▸ WHAT TO DO: Search the data below for "Resolution" and report how many lines contain it, with no other text.

▸ AVAILABLE DATA:
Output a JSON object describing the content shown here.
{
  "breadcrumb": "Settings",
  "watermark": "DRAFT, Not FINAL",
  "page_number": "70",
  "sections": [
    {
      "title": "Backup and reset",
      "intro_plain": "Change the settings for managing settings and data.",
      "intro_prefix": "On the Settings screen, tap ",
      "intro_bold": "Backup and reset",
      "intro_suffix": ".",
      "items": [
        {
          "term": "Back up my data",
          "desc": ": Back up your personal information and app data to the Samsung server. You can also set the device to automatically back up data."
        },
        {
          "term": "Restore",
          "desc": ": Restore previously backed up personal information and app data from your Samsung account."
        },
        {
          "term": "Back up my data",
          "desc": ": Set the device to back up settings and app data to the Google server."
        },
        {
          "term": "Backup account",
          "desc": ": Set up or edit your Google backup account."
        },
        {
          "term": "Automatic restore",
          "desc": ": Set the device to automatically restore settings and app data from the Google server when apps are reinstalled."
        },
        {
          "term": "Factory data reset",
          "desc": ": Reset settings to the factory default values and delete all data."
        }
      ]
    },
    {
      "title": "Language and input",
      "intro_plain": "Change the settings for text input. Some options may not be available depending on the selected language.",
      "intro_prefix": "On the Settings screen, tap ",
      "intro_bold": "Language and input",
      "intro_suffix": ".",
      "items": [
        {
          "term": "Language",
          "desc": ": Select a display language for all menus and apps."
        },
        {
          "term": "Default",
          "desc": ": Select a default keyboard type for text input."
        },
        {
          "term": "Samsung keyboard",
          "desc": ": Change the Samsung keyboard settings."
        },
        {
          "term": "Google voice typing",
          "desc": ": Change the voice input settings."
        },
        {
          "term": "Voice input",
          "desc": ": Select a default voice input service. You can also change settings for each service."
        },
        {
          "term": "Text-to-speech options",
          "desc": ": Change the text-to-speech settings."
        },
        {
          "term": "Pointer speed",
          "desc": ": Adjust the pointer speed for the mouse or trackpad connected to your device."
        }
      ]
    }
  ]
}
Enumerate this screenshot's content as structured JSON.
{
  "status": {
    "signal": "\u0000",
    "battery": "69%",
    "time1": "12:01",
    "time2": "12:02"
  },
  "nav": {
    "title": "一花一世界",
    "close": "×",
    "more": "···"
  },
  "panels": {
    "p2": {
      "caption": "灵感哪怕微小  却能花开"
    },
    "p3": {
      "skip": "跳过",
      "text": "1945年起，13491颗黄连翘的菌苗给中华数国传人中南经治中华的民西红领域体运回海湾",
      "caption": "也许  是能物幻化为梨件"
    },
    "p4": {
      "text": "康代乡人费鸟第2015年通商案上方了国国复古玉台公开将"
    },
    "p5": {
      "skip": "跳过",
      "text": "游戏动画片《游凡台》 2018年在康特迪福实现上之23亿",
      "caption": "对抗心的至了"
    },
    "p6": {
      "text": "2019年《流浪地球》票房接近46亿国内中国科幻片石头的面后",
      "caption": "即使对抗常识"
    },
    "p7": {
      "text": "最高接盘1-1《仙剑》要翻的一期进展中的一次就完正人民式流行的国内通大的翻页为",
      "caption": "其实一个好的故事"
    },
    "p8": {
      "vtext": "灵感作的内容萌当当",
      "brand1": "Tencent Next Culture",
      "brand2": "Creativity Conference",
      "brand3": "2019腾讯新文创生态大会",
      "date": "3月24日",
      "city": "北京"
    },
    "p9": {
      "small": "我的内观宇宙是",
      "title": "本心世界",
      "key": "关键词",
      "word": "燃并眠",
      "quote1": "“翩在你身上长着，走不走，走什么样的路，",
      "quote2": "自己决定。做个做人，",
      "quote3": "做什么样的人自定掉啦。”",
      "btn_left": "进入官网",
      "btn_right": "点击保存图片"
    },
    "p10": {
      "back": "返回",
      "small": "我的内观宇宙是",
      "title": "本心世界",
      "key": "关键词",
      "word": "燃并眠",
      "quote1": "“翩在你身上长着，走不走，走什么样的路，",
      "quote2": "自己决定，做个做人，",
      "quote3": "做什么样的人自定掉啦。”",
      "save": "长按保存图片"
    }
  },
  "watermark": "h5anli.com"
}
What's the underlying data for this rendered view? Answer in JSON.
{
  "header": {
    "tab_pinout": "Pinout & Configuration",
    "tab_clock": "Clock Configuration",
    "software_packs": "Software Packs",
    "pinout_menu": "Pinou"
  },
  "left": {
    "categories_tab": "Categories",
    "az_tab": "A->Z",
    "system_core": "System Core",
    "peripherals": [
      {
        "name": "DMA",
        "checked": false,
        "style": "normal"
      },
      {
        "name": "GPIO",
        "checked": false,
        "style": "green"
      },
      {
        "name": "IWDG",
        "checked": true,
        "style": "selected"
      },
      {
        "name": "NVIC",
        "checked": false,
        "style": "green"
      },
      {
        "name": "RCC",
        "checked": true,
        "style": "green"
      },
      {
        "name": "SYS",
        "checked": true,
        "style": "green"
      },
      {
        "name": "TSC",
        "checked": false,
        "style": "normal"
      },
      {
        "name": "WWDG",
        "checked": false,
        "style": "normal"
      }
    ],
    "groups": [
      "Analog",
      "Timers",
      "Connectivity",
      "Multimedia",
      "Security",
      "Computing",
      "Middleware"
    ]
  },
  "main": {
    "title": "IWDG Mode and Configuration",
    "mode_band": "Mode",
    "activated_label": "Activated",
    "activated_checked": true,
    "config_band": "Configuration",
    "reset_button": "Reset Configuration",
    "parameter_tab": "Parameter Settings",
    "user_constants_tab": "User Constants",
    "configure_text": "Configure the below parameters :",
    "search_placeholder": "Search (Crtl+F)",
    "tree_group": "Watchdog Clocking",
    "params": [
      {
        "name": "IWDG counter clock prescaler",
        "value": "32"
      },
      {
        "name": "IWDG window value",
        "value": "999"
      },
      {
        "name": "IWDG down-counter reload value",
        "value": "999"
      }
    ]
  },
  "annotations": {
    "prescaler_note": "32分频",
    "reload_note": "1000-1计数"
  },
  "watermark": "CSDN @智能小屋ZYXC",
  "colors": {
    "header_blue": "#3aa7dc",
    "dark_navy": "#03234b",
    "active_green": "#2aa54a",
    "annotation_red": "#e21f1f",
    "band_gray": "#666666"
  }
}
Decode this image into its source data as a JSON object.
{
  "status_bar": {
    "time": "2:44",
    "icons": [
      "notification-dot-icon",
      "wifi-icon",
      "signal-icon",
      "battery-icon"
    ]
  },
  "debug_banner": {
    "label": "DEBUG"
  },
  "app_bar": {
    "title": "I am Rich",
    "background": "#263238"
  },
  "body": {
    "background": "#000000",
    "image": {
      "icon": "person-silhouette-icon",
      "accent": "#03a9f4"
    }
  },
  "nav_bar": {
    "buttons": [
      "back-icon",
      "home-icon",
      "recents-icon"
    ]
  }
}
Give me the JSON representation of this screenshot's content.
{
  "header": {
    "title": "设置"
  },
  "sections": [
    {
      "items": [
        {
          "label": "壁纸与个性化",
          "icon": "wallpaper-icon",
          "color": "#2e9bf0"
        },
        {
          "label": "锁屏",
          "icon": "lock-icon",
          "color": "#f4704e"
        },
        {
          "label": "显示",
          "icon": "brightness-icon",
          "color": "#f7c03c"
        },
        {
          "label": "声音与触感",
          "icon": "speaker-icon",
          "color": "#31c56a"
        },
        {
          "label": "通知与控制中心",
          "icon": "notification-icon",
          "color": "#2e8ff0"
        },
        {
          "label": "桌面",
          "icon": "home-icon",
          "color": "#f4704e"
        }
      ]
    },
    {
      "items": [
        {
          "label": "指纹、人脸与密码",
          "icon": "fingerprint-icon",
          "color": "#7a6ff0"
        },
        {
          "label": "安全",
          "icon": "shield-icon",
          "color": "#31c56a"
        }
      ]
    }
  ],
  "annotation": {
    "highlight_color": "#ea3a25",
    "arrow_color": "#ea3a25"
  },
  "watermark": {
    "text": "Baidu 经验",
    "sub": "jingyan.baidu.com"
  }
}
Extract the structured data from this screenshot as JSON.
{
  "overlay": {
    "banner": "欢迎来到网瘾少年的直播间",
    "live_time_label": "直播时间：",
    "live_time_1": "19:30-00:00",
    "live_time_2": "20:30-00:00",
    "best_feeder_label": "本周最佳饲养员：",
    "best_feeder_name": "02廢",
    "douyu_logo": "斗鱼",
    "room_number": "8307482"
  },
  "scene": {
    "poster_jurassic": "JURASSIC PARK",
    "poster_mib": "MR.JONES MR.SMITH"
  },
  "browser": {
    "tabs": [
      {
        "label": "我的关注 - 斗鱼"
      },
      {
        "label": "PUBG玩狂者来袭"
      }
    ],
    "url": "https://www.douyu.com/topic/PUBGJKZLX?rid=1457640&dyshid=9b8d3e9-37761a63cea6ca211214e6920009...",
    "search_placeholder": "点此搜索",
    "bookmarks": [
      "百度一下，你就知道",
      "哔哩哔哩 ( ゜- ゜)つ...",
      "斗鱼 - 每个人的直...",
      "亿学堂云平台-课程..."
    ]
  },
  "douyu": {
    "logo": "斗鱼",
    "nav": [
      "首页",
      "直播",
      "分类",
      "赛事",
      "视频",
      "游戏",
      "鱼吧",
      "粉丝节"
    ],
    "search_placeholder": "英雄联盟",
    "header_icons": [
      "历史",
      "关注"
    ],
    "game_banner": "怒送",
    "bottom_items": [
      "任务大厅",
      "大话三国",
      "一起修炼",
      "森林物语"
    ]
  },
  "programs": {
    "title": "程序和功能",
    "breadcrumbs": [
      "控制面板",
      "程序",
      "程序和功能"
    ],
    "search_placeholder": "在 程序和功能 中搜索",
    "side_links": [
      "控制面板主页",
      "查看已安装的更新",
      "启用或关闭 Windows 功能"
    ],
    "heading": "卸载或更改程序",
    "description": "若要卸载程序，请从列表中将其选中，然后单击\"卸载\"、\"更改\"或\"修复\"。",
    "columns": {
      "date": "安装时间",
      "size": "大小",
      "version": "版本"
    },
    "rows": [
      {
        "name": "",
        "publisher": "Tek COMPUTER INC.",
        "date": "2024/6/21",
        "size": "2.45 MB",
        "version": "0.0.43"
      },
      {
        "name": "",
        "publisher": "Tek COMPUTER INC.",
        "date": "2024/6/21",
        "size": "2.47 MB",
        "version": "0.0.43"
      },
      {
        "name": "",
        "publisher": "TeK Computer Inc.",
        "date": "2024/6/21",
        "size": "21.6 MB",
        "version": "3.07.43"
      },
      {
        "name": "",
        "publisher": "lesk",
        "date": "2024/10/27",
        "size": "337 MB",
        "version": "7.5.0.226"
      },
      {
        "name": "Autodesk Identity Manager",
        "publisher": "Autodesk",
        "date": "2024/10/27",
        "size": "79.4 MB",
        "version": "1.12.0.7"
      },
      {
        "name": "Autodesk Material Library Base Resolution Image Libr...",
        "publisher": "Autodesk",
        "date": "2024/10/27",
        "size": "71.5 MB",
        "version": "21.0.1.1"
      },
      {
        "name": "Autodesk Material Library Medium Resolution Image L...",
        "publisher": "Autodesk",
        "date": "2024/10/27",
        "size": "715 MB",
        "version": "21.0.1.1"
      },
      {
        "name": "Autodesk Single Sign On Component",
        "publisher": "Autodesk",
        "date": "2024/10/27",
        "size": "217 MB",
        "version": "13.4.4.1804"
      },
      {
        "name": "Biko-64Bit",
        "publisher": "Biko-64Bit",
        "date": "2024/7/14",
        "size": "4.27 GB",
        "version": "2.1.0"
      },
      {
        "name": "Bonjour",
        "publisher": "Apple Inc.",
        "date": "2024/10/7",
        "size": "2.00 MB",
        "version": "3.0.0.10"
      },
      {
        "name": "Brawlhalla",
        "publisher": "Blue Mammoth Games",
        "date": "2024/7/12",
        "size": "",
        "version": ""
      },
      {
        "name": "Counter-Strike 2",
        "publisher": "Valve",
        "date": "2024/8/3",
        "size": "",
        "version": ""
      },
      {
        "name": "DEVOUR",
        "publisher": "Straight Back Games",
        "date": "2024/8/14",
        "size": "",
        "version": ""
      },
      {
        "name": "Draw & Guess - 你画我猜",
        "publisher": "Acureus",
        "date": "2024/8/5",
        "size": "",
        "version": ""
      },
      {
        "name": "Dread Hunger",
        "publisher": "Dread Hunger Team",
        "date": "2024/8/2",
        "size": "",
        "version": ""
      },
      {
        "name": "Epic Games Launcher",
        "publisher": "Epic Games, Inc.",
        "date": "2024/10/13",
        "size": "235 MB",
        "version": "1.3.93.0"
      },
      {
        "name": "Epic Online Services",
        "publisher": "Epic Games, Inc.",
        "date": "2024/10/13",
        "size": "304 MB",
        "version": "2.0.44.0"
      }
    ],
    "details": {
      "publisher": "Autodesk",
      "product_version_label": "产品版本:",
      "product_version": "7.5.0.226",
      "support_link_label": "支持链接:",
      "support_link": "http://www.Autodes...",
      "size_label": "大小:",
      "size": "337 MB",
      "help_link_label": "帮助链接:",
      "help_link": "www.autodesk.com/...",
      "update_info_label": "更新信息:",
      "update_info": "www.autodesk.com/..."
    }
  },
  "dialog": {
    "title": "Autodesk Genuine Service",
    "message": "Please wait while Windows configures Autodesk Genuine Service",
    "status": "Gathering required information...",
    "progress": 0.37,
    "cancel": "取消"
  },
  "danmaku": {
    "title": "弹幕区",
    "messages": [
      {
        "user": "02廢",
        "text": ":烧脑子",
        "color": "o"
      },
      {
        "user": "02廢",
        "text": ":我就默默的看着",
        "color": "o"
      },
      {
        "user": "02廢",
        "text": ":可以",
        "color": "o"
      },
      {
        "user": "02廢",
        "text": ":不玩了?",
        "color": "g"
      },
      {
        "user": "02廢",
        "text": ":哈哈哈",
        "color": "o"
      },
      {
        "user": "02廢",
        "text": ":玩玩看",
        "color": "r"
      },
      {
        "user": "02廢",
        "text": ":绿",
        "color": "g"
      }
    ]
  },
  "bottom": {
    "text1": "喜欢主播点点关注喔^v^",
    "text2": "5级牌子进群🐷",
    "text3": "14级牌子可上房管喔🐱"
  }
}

▸ WRITTEN SOLUTION: 2